• Assignment: Scan the entries below for "progress" and copy each line that holds it.

Top of Available data

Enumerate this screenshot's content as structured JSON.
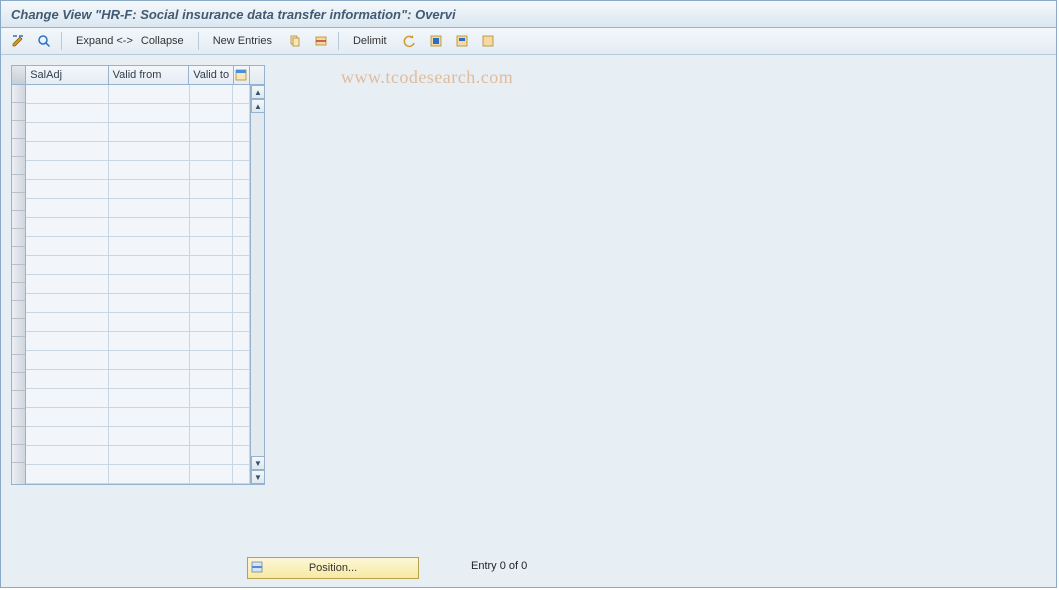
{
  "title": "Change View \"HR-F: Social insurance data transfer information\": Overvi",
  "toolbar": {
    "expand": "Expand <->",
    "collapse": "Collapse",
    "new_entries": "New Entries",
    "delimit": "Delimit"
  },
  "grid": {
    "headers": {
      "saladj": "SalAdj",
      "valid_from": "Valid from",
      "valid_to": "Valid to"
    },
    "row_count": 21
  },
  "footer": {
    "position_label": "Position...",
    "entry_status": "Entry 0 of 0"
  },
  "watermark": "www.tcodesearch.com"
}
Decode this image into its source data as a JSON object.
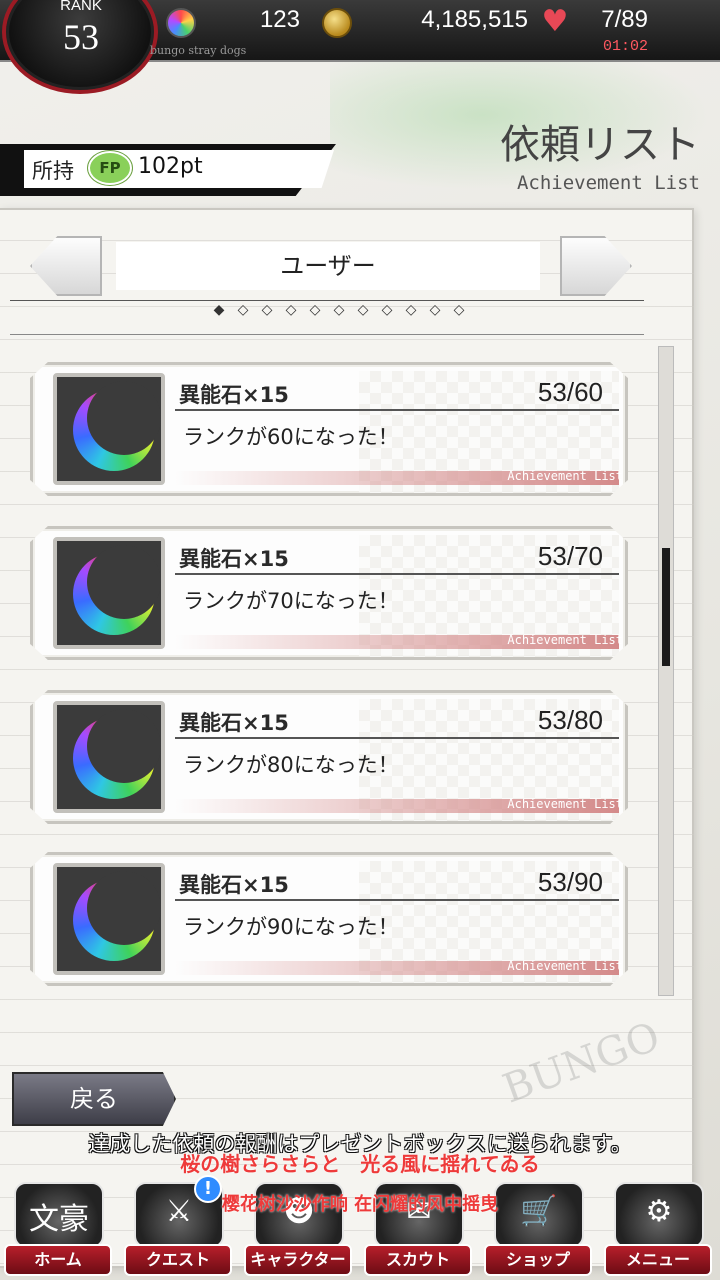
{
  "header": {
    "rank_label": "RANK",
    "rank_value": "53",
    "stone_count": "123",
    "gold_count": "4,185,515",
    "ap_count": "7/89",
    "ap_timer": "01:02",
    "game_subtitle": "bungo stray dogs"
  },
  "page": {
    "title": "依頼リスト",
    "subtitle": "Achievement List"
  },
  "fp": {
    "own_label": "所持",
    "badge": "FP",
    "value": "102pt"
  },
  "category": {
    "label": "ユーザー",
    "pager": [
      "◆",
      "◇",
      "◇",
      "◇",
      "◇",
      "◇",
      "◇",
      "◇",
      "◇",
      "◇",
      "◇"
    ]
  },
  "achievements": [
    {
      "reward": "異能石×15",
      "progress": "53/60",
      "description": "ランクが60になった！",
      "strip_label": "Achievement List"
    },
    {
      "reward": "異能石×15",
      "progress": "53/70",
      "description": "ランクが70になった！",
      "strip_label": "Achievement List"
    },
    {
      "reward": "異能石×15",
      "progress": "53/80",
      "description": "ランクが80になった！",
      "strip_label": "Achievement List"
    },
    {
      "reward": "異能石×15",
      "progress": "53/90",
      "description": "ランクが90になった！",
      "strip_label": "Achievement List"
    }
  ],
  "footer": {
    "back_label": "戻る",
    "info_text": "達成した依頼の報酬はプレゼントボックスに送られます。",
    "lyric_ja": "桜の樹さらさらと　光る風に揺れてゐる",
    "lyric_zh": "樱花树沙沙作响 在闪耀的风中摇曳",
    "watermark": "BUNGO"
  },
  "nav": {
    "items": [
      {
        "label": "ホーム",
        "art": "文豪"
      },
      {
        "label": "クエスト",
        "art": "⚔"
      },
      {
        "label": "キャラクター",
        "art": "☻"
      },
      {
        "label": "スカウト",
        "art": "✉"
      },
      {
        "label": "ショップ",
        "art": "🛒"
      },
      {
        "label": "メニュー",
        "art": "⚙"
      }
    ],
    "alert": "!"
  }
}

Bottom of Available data

• Task answer:
      "progress": "53/60",
      "progress": "53/70",
      "progress": "53/80",
      "progress": "53/90",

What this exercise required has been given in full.